Given my reaction to Donna in The Runaway Bride you can imagine how excited I wasn’t to see her returning for a full season (plus, still a little sore at Martha effectively being dumped). Nevertheless, I assumed they’d retool her character somewhat so I went in with an open mind. Three years in and by now we’d all have a fairly good idea of what new Who could deliver: good, bad, mediocre. Consequently this is probably the first season I went into with measured expectations. Ultimately, while I never completely warmed to Donna I enjoyed the journey that Davies and Tate took her on for this season, enough so that the end of her story comes across like a needless gut punch.
As my scores suggest, this is a season that builds slowly to some cracking episodes, but ends up being submerged by RTD’s attempts to deliver the finale to end all finales. This is also where the bombast begins to grate, with the unnecessary addition of snare drums to the opening theme just one example of efforts to prove that more is more (note: having just given the theme another listen it’s not nearly as grating as I remember, but at the time …. *shakes fist*).
- Partners In Crime: the first half of this episode show RTD at the top of his game as the Doctor and Donna, investigating the same mystery, continue to miss each other at every turn. Meanwhile the series has rarely been funnier than the scene where they finally catch sight of one another.
- The Fires Of Pompeii: hmm, Peter Capaldi. He sure looks familiar…
- Planet Of The Ood: a moving examination of slavery and racism and a chance for Tate to show that she really can act.
- The Sontaran Stratagem/The Poison Sky: I loved Chris Ryan’s turn as a Sontaran in this, but ultimately don’t find this particularly special. The ‘are you my mummy?’ gag was a nice throwback.
- The Doctor’s Daughter: an episode that I feel should have done more than it did, but I imagine I’d enjoy perfectly well if/when I go back for a second viewing. Still not sure why Steven Moffat asked for Jenny to be saved at the end and then never used her. Perhaps he’d originally had her in mind for part of the River Song arc.
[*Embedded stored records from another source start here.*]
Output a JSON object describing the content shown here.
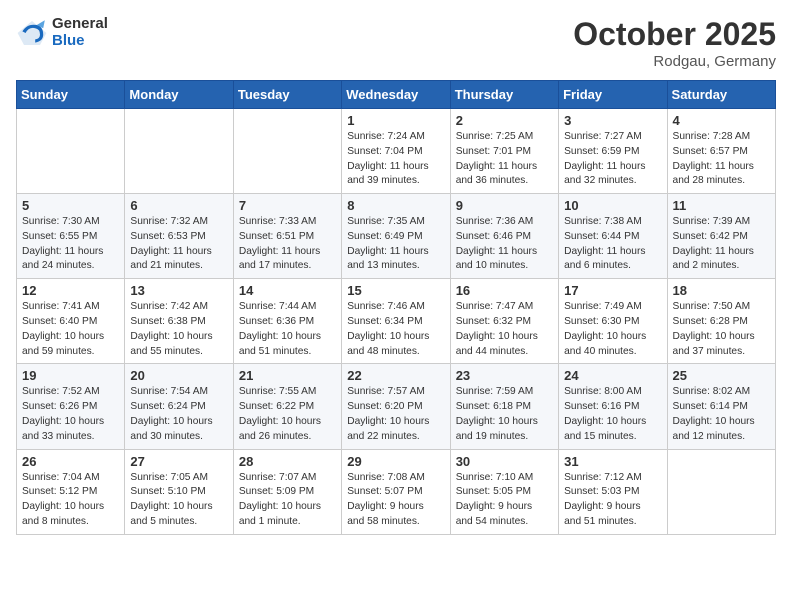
{
  "header": {
    "logo_general": "General",
    "logo_blue": "Blue",
    "month_title": "October 2025",
    "location": "Rodgau, Germany"
  },
  "weekdays": [
    "Sunday",
    "Monday",
    "Tuesday",
    "Wednesday",
    "Thursday",
    "Friday",
    "Saturday"
  ],
  "weeks": [
    [
      {
        "day": "",
        "content": ""
      },
      {
        "day": "",
        "content": ""
      },
      {
        "day": "",
        "content": ""
      },
      {
        "day": "1",
        "content": "Sunrise: 7:24 AM\nSunset: 7:04 PM\nDaylight: 11 hours\nand 39 minutes."
      },
      {
        "day": "2",
        "content": "Sunrise: 7:25 AM\nSunset: 7:01 PM\nDaylight: 11 hours\nand 36 minutes."
      },
      {
        "day": "3",
        "content": "Sunrise: 7:27 AM\nSunset: 6:59 PM\nDaylight: 11 hours\nand 32 minutes."
      },
      {
        "day": "4",
        "content": "Sunrise: 7:28 AM\nSunset: 6:57 PM\nDaylight: 11 hours\nand 28 minutes."
      }
    ],
    [
      {
        "day": "5",
        "content": "Sunrise: 7:30 AM\nSunset: 6:55 PM\nDaylight: 11 hours\nand 24 minutes."
      },
      {
        "day": "6",
        "content": "Sunrise: 7:32 AM\nSunset: 6:53 PM\nDaylight: 11 hours\nand 21 minutes."
      },
      {
        "day": "7",
        "content": "Sunrise: 7:33 AM\nSunset: 6:51 PM\nDaylight: 11 hours\nand 17 minutes."
      },
      {
        "day": "8",
        "content": "Sunrise: 7:35 AM\nSunset: 6:49 PM\nDaylight: 11 hours\nand 13 minutes."
      },
      {
        "day": "9",
        "content": "Sunrise: 7:36 AM\nSunset: 6:46 PM\nDaylight: 11 hours\nand 10 minutes."
      },
      {
        "day": "10",
        "content": "Sunrise: 7:38 AM\nSunset: 6:44 PM\nDaylight: 11 hours\nand 6 minutes."
      },
      {
        "day": "11",
        "content": "Sunrise: 7:39 AM\nSunset: 6:42 PM\nDaylight: 11 hours\nand 2 minutes."
      }
    ],
    [
      {
        "day": "12",
        "content": "Sunrise: 7:41 AM\nSunset: 6:40 PM\nDaylight: 10 hours\nand 59 minutes."
      },
      {
        "day": "13",
        "content": "Sunrise: 7:42 AM\nSunset: 6:38 PM\nDaylight: 10 hours\nand 55 minutes."
      },
      {
        "day": "14",
        "content": "Sunrise: 7:44 AM\nSunset: 6:36 PM\nDaylight: 10 hours\nand 51 minutes."
      },
      {
        "day": "15",
        "content": "Sunrise: 7:46 AM\nSunset: 6:34 PM\nDaylight: 10 hours\nand 48 minutes."
      },
      {
        "day": "16",
        "content": "Sunrise: 7:47 AM\nSunset: 6:32 PM\nDaylight: 10 hours\nand 44 minutes."
      },
      {
        "day": "17",
        "content": "Sunrise: 7:49 AM\nSunset: 6:30 PM\nDaylight: 10 hours\nand 40 minutes."
      },
      {
        "day": "18",
        "content": "Sunrise: 7:50 AM\nSunset: 6:28 PM\nDaylight: 10 hours\nand 37 minutes."
      }
    ],
    [
      {
        "day": "19",
        "content": "Sunrise: 7:52 AM\nSunset: 6:26 PM\nDaylight: 10 hours\nand 33 minutes."
      },
      {
        "day": "20",
        "content": "Sunrise: 7:54 AM\nSunset: 6:24 PM\nDaylight: 10 hours\nand 30 minutes."
      },
      {
        "day": "21",
        "content": "Sunrise: 7:55 AM\nSunset: 6:22 PM\nDaylight: 10 hours\nand 26 minutes."
      },
      {
        "day": "22",
        "content": "Sunrise: 7:57 AM\nSunset: 6:20 PM\nDaylight: 10 hours\nand 22 minutes."
      },
      {
        "day": "23",
        "content": "Sunrise: 7:59 AM\nSunset: 6:18 PM\nDaylight: 10 hours\nand 19 minutes."
      },
      {
        "day": "24",
        "content": "Sunrise: 8:00 AM\nSunset: 6:16 PM\nDaylight: 10 hours\nand 15 minutes."
      },
      {
        "day": "25",
        "content": "Sunrise: 8:02 AM\nSunset: 6:14 PM\nDaylight: 10 hours\nand 12 minutes."
      }
    ],
    [
      {
        "day": "26",
        "content": "Sunrise: 7:04 AM\nSunset: 5:12 PM\nDaylight: 10 hours\nand 8 minutes."
      },
      {
        "day": "27",
        "content": "Sunrise: 7:05 AM\nSunset: 5:10 PM\nDaylight: 10 hours\nand 5 minutes."
      },
      {
        "day": "28",
        "content": "Sunrise: 7:07 AM\nSunset: 5:09 PM\nDaylight: 10 hours\nand 1 minute."
      },
      {
        "day": "29",
        "content": "Sunrise: 7:08 AM\nSunset: 5:07 PM\nDaylight: 9 hours\nand 58 minutes."
      },
      {
        "day": "30",
        "content": "Sunrise: 7:10 AM\nSunset: 5:05 PM\nDaylight: 9 hours\nand 54 minutes."
      },
      {
        "day": "31",
        "content": "Sunrise: 7:12 AM\nSunset: 5:03 PM\nDaylight: 9 hours\nand 51 minutes."
      },
      {
        "day": "",
        "content": ""
      }
    ]
  ]
}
- The Unicorn & The Wasp: another perfectly decent episode that I enjoyed at the time, but have never (yet) felt the need to go back and watch again.
- Silence In The Library/Forest Of The Dead: not quite a Moffat classic, but another unique and terrifying monster, and a hearty dash of timey-wimeyness with the Doctor encountering a future companion who remembers him from adventures he’s not had yet. I still wonder how this story would have played out had Tennant stayed on: would it have been the same story we ended up seeing?
- Midnight: I love single location stories so this was always going to be a winner for me. At this point in the series who could have expected that RTD would have turned in something that so sharply challenged the conventions of the Who narrative? A small story that earns an epic spot in the show. A relatively rare example of the show working in the absence of the companion: I really wish this had been one of the specials.
- Turn Left: and another unmitigated classic from RTD that boldly presents a chilling vision of what the last two years would have been like without the Doctor around. As with Blink it’s remarkable how well the show can work without the Doctor (perhaps because the series is about what the Doctor *does* rather than about *him*?).
- The Stolen Earth/Journey’s End: and, oh dear. It so very nearly works, but ends up collapsing under the weight of its own ambition – and, like many stories, the lack of a truly solid idea to capitalize on a set of gripping foundations. The final nail on the coffin of this story, for me, is the scene of the TARDIS crew giddily towing the Earth back to its proper place in the universe. I’ll gladly give the show plenty of leeway for the sake of an entertaining story, but: science!
- The Next Doctor: an excellent first half, an excellent ‘other’ Doctor and a brilliant villainess. All thrown away at the end. Nothing can quite conquer the ludicrousness of a giant steampunk Cyberman crashing through Victorian London (though, it sounds awesome when you write it). However, the worst part for me is another example of RTD’s tendency to throw away his characters when he’s done with them: Jackson starts the story as a brave and resourceful as the Doctor typically is, with the real Doctor even telling him that those are his own qualities coming to the fore; however, by the end of the story he’s given nothing to do other than fail to save the day so the ‘real’ Doctor can finish the job.
|Partners in Crime||3|
|The Fires of Pompeii||3|
|Planet of the Ood||3|
|The Sontaran Stratagem (1)||3|
|The Poison Sky (2)||3|
|The Doctor’s Daughter||3|
|The Unicorn and the Wasp||3|
|Silence in the Library (1)||4|
|Forest of the Dead (2)||4|
|Turn Left (1)||5|
|The Stolen Earth (2)||4|
|Journey’s End (3)||2|
|The Next Doctor||2|